US President Donald Trump signed an executive order [text] on Friday to lift restrictions placed on offshore oil drilling. According to a statement [press release], about 94 percent of the US Outer Continental Shelf (OCS) was either off-limits to or not considered for oil and gas exploration and development under previous rules. Trump blamed federal regulations for high unemployment in the state of Alaska, where oil and gas are a significant part of the economy, and said lifting restrictions would create thousands of jobs. Opponents, including US Congressman Charlie Christ (D-FL) [official website], criticized [press release] the move, citing environmental risks posed by drilling such as the Deep Water Horizon oil spill [JURIST backgrounder].
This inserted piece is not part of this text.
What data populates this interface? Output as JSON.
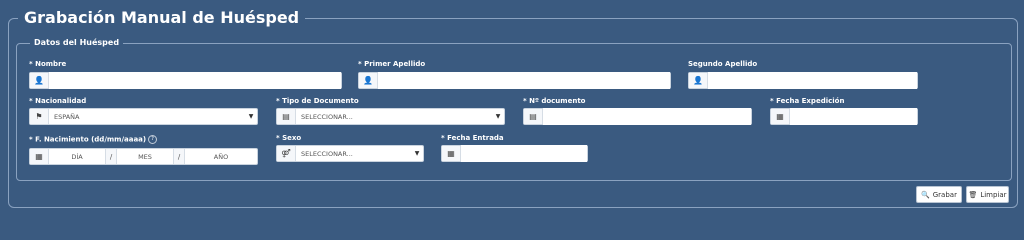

In 2016, US President Obama withdrew [JURIST op-ed] all of the northern Atlantic Ocean and most of the Arctic Ocean under federal jurisdiction from oil exploration and production through the Outer Continental Shelf Lands Act. In January, the Washington Supreme Court [official website] ruled [JURIST report] against plans for a big oil terminal on the West Coast. The same month, President Trump signed [JURIST report] presidential memoranda to progress construction of the Keystone XL and Dakota Access Pipeline. In March, the US Court of Appeals for the District of Columbia Circuit [official website] rejected an emergency request [JURIST report] from two Native American tribes attempting to stop the oil flow through the Dakota Access Pipeline.